◆ **DATA**
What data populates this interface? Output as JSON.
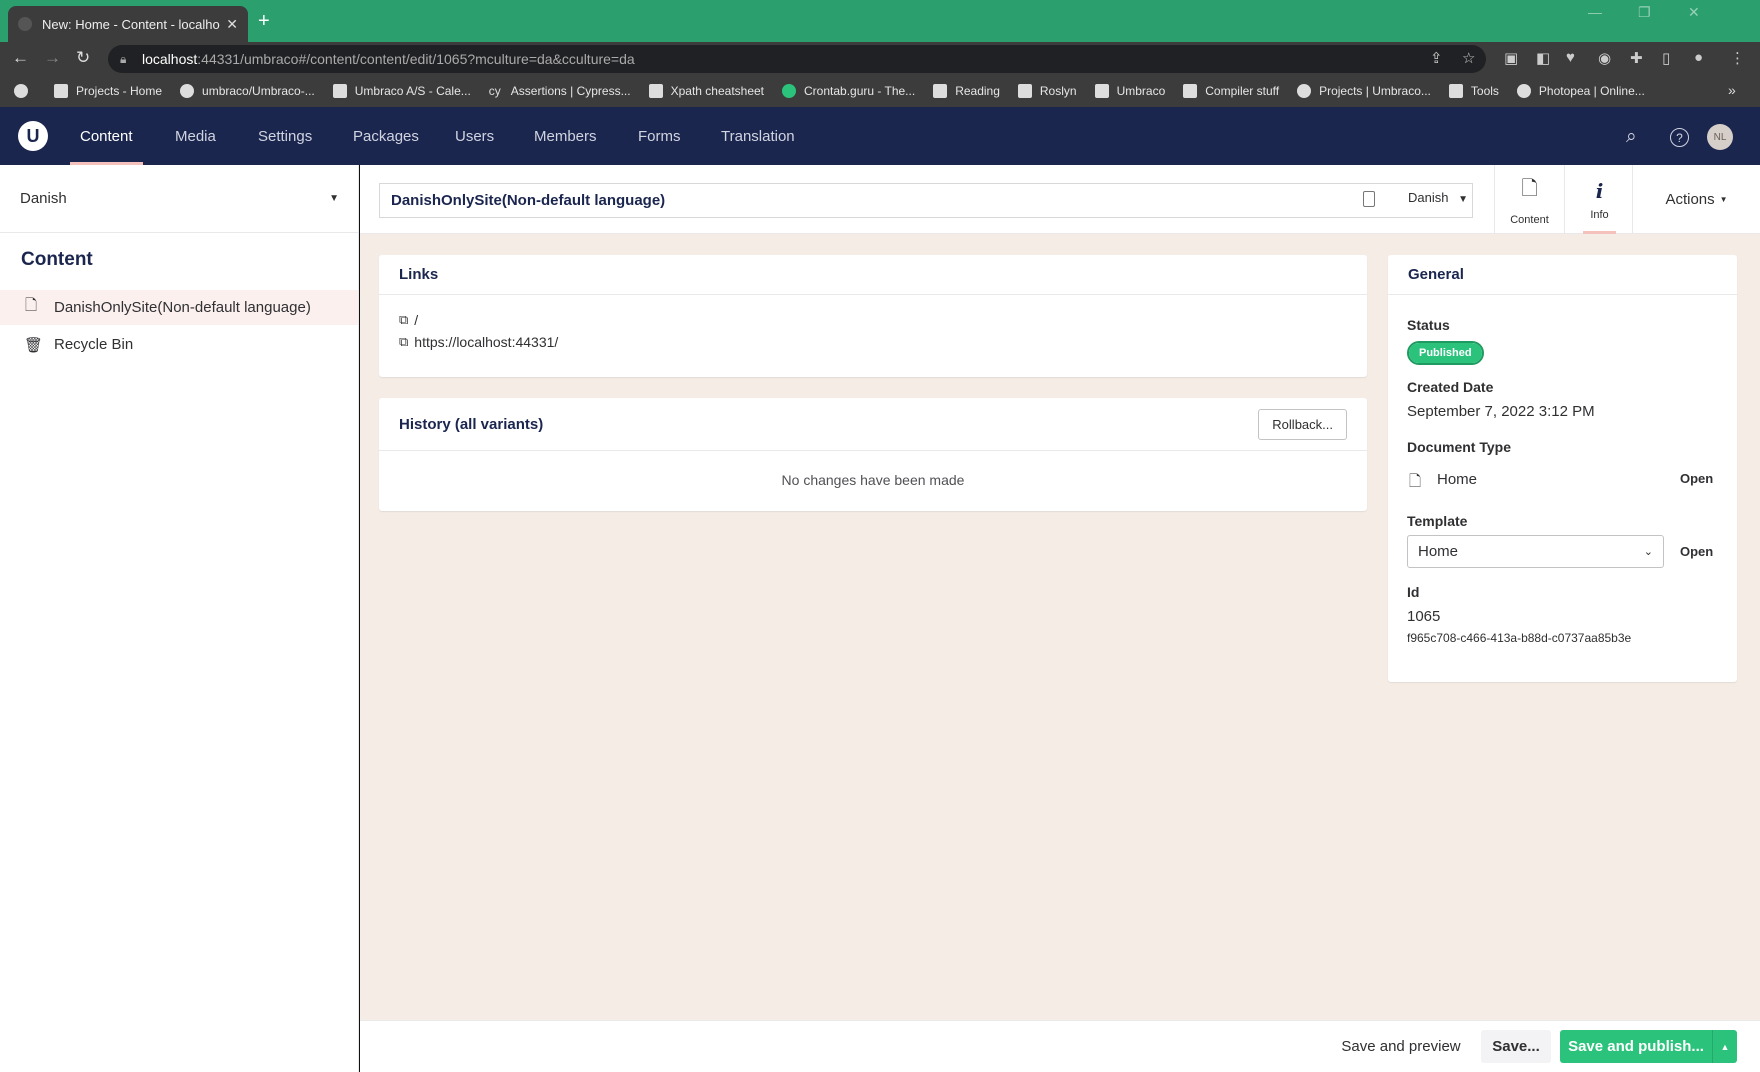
{
  "browser": {
    "tab_title": "New: Home - Content - localhost",
    "tab_close": "✕",
    "new_tab": "+",
    "url_host": "localhost",
    "url_rest": ":44331/umbraco#/content/content/edit/1065?mculture=da&cculture=da",
    "bookmarks": [
      "Projects - Home",
      "umbraco/Umbraco-...",
      "Umbraco A/S - Cale...",
      "Assertions | Cypress...",
      "Xpath cheatsheet",
      "Crontab.guru - The...",
      "Reading",
      "Roslyn",
      "Umbraco",
      "Compiler stuff",
      "Projects | Umbraco...",
      "Tools",
      "Photopea | Online..."
    ],
    "bookmarks_more": "»",
    "window_controls": [
      "—",
      "❐",
      "✕"
    ]
  },
  "header": {
    "logo": "U",
    "sections": [
      "Content",
      "Media",
      "Settings",
      "Packages",
      "Users",
      "Members",
      "Forms",
      "Translation"
    ],
    "avatar_initials": "NL"
  },
  "tree": {
    "language": "Danish",
    "title": "Content",
    "items": [
      "DanishOnlySite(Non-default language)",
      "Recycle Bin"
    ]
  },
  "editor": {
    "name": "DanishOnlySite(Non-default language)",
    "language": "Danish",
    "apps": [
      "Content",
      "Info"
    ],
    "actions_label": "Actions"
  },
  "links": {
    "title": "Links",
    "items": [
      "/",
      "https://localhost:44331/"
    ]
  },
  "history": {
    "title": "History (all variants)",
    "rollback": "Rollback...",
    "empty": "No changes have been made"
  },
  "general": {
    "title": "General",
    "status_label": "Status",
    "status": "Published",
    "created_label": "Created Date",
    "created": "September 7, 2022 3:12 PM",
    "doctype_label": "Document Type",
    "doctype": "Home",
    "open": "Open",
    "template_label": "Template",
    "template": "Home",
    "id_label": "Id",
    "id": "1065",
    "guid": "f965c708-c466-413a-b88d-c0737aa85b3e"
  },
  "footer": {
    "save_preview": "Save and preview",
    "save": "Save...",
    "save_publish": "Save and publish...",
    "arrow": "▲"
  },
  "colors": {
    "tabstrip": "#2ba06e",
    "header": "#1b264f",
    "editor_bg": "#f5ece6",
    "accent_pink": "#f5c1bc",
    "publish_green": "#2bc37c"
  }
}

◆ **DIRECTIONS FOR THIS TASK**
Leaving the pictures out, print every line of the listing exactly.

◆ **TASK OUTPUT**
What data populates this interface? Output as JSON.
{
  "browser": {
    "tab_title": "New: Home - Content - localhost",
    "tab_close": "✕",
    "new_tab": "+",
    "url_host": "localhost",
    "url_rest": ":44331/umbraco#/content/content/edit/1065?mculture=da&cculture=da",
    "bookmarks": [
      "Projects - Home",
      "umbraco/Umbraco-...",
      "Umbraco A/S - Cale...",
      "Assertions | Cypress...",
      "Xpath cheatsheet",
      "Crontab.guru - The...",
      "Reading",
      "Roslyn",
      "Umbraco",
      "Compiler stuff",
      "Projects | Umbraco...",
      "Tools",
      "Photopea | Online..."
    ],
    "bookmarks_more": "»",
    "window_controls": [
      "—",
      "❐",
      "✕"
    ]
  },
  "header": {
    "logo": "U",
    "sections": [
      "Content",
      "Media",
      "Settings",
      "Packages",
      "Users",
      "Members",
      "Forms",
      "Translation"
    ],
    "avatar_initials": "NL"
  },
  "tree": {
    "language": "Danish",
    "title": "Content",
    "items": [
      "DanishOnlySite(Non-default language)",
      "Recycle Bin"
    ]
  },
  "editor": {
    "name": "DanishOnlySite(Non-default language)",
    "language": "Danish",
    "apps": [
      "Content",
      "Info"
    ],
    "actions_label": "Actions"
  },
  "links": {
    "title": "Links",
    "items": [
      "/",
      "https://localhost:44331/"
    ]
  },
  "history": {
    "title": "History (all variants)",
    "rollback": "Rollback...",
    "empty": "No changes have been made"
  },
  "general": {
    "title": "General",
    "status_label": "Status",
    "status": "Published",
    "created_label": "Created Date",
    "created": "September 7, 2022 3:12 PM",
    "doctype_label": "Document Type",
    "doctype": "Home",
    "open": "Open",
    "template_label": "Template",
    "template": "Home",
    "id_label": "Id",
    "id": "1065",
    "guid": "f965c708-c466-413a-b88d-c0737aa85b3e"
  },
  "footer": {
    "save_preview": "Save and preview",
    "save": "Save...",
    "save_publish": "Save and publish...",
    "arrow": "▲"
  },
  "colors": {
    "tabstrip": "#2ba06e",
    "header": "#1b264f",
    "editor_bg": "#f5ece6",
    "accent_pink": "#f5c1bc",
    "publish_green": "#2bc37c"
  }
}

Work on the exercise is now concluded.